**Task objective**: From top to bottom, reproduce the listing without a single change.

**Records for processing**:

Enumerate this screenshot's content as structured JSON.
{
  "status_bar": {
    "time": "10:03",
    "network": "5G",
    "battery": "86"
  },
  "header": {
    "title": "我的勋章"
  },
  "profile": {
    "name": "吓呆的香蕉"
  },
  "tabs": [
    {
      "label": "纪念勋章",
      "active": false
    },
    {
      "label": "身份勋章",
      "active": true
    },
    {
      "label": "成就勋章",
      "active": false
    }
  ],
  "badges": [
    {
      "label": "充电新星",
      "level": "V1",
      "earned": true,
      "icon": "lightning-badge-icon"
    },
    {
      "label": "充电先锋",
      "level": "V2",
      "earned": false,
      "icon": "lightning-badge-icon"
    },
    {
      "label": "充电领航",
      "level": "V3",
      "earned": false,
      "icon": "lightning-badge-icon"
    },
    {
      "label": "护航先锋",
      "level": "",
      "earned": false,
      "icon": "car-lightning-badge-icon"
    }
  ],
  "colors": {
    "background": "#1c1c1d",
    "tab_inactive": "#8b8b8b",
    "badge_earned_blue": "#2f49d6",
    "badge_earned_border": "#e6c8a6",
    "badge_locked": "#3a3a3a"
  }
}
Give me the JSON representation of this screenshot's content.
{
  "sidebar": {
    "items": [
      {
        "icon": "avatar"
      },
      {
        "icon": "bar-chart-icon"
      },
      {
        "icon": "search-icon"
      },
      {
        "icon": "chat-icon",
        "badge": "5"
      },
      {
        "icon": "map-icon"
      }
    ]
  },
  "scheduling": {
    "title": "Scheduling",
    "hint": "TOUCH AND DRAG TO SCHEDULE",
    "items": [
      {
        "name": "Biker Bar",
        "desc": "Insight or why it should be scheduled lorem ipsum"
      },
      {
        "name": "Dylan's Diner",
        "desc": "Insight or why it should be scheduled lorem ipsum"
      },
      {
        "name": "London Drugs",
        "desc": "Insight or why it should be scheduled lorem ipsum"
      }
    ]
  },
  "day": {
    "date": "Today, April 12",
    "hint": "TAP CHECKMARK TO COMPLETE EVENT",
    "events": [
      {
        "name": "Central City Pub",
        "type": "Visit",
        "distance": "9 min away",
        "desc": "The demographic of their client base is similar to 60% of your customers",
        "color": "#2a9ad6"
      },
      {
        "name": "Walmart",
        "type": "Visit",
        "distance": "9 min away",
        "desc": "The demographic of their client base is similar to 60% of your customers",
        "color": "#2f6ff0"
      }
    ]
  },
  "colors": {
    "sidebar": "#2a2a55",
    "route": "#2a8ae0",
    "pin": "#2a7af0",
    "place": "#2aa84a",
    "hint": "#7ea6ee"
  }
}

**Problem solution**:
Enumerate this screenshot's content as structured JSON.
{
  "status_bar": {
    "time": "10:03",
    "network": "5G",
    "battery": "86"
  },
  "header": {
    "title": "我的勋章"
  },
  "profile": {
    "name": "吓呆的香蕉"
  },
  "tabs": [
    {
      "label": "纪念勋章",
      "active": false
    },
    {
      "label": "身份勋章",
      "active": true
    },
    {
      "label": "成就勋章",
      "active": false
    }
  ],
  "badges": [
    {
      "label": "充电新星",
      "level": "V1",
      "earned": true,
      "icon": "lightning-badge-icon"
    },
    {
      "label": "充电先锋",
      "level": "V2",
      "earned": false,
      "icon": "lightning-badge-icon"
    },
    {
      "label": "充电领航",
      "level": "V3",
      "earned": false,
      "icon": "lightning-badge-icon"
    },
    {
      "label": "护航先锋",
      "level": "",
      "earned": false,
      "icon": "car-lightning-badge-icon"
    }
  ],
  "colors": {
    "background": "#1c1c1d",
    "tab_inactive": "#8b8b8b",
    "badge_earned_blue": "#2f49d6",
    "badge_earned_border": "#e6c8a6",
    "badge_locked": "#3a3a3a"
  }
}
Give me the JSON representation of this screenshot's content.
{
  "sidebar": {
    "items": [
      {
        "icon": "avatar"
      },
      {
        "icon": "bar-chart-icon"
      },
      {
        "icon": "search-icon"
      },
      {
        "icon": "chat-icon",
        "badge": "5"
      },
      {
        "icon": "map-icon"
      }
    ]
  },
  "scheduling": {
    "title": "Scheduling",
    "hint": "TOUCH AND DRAG TO SCHEDULE",
    "items": [
      {
        "name": "Biker Bar",
        "desc": "Insight or why it should be scheduled lorem ipsum"
      },
      {
        "name": "Dylan's Diner",
        "desc": "Insight or why it should be scheduled lorem ipsum"
      },
      {
        "name": "London Drugs",
        "desc": "Insight or why it should be scheduled lorem ipsum"
      }
    ]
  },
  "day": {
    "date": "Today, April 12",
    "hint": "TAP CHECKMARK TO COMPLETE EVENT",
    "events": [
      {
        "name": "Central City Pub",
        "type": "Visit",
        "distance": "9 min away",
        "desc": "The demographic of their client base is similar to 60% of your customers",
        "color": "#2a9ad6"
      },
      {
        "name": "Walmart",
        "type": "Visit",
        "distance": "9 min away",
        "desc": "The demographic of their client base is similar to 60% of your customers",
        "color": "#2f6ff0"
      }
    ]
  },
  "colors": {
    "sidebar": "#2a2a55",
    "route": "#2a8ae0",
    "pin": "#2a7af0",
    "place": "#2aa84a",
    "hint": "#7ea6ee"
  }
}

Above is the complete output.